However, much is to be learned about whether or how addiction treatment programs could incorporate spirituality into formal treatment in a manner that is sensitive to individual differences. Some addiction therapists accept that spirituality is not religion, and the two should be regarded as separate entities and can be treated and used differently. With addiction programs now offering more personalized interactions, curating a treatment plan that fits your personal beliefs is possible.
Even retrospective studies have shown that those in long-term recovery frequently cited spirituality as an essential component of their recovery efforts and helpful in maintaining changes made during treatment.

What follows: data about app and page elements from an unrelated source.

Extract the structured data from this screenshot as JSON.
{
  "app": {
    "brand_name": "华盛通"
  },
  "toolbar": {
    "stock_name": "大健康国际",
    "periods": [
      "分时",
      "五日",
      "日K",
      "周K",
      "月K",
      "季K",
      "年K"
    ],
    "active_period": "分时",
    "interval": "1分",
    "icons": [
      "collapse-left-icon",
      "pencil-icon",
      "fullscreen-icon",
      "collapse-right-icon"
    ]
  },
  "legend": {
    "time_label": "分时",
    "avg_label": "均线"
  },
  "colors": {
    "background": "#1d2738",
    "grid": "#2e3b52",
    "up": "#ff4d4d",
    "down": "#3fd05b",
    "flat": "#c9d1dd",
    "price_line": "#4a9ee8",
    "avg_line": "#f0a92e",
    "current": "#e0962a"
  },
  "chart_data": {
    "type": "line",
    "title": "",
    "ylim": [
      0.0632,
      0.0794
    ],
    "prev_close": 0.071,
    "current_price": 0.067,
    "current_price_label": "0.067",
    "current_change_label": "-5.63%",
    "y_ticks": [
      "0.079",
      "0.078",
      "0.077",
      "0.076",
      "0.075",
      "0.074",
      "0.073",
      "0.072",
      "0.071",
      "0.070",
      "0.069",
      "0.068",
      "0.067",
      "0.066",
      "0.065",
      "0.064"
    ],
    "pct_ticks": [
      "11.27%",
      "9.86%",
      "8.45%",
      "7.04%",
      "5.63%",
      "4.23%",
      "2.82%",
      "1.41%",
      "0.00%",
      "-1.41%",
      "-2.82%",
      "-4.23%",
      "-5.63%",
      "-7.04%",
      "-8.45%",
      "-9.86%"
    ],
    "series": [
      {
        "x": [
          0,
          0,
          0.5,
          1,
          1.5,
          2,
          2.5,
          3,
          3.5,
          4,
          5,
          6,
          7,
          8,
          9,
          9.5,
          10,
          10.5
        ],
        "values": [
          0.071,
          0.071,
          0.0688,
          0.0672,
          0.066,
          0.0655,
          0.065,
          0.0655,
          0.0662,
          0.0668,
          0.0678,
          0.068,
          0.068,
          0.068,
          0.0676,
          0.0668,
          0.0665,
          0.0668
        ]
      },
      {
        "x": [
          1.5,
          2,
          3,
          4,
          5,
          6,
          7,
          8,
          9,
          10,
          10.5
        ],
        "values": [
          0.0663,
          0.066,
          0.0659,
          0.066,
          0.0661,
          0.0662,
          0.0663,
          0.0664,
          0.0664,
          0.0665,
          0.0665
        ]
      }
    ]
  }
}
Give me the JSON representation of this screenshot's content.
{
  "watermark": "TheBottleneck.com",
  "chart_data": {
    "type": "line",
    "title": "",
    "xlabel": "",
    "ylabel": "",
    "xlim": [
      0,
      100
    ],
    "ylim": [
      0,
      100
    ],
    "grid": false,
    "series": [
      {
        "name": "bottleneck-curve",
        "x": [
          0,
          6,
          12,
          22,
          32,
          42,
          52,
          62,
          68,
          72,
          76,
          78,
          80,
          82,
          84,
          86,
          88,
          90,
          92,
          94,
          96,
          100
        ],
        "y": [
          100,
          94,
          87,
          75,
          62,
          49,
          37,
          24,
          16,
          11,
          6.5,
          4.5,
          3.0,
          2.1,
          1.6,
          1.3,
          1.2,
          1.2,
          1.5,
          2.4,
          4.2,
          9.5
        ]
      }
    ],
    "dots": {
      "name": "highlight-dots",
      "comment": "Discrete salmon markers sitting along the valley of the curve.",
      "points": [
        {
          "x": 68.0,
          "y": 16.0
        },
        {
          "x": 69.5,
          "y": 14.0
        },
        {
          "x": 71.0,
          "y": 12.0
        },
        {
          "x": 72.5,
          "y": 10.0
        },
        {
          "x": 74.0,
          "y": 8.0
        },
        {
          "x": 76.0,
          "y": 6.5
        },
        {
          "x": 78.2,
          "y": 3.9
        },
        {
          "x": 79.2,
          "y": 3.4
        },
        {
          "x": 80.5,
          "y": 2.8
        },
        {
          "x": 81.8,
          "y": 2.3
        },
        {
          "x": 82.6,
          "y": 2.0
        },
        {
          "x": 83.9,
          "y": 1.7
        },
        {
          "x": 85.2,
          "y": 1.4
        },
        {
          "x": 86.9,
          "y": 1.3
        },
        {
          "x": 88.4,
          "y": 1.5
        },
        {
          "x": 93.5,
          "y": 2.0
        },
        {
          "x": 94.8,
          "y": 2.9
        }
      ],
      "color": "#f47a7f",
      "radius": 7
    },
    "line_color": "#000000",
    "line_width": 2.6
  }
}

While the exact reasons vary from person to person and experience to experience, spirituality is consistently noted as a critical force in overcoming the darkest hours of addiction. Almost as if spirituality in addiction treatment is the curve needed to curb that final hold addiction can have. Because of this, elements of spirituality have increasingly been finding their way into addiction treatment programs.
Using Spirituality to Motivate Your Recovery
In this aspect, using your personal beliefs and connections with spirituality in each phase of recovery will ease the healing. By taking some of the weight off your own shoulders and learning to accept things you cannot control, the inverse proves true—your recovery progress becomes something you can control. Similarly, your response to real-life triggers is something you can control. Given these results, it is instrumental to capitalize on these spiritually-based means of behavioral change to encourage abstinence and prevent relapse.
While not all programs use spirituality like AA’s 12-Steps, similar elements can be found in nearly all programs. This is because of how the mind works. Varying personal emotional experiences play into the depth of spirituality integrated into your addiction treatment plan. Spirituality and the recognition of things greater than self offers an alternative coping tool in addiction recovery. Findings suggest there is an actual biological mechanism by which spirituality may alleviate stress and decrease addiction risk. Knowing this, spirituality only assists successful addiction treatment and can provide increased quality of life overall.
Spiritual Healing in The Haven’s Addiction Treatment Programs
If you or someone you know is struggling with addiction, the professional team at The Haven can get you the help you need. This clinically sophisticated refuge is ready for those seeking to break the cycle of addiction. Contact us today and find out which of our programs are right for you.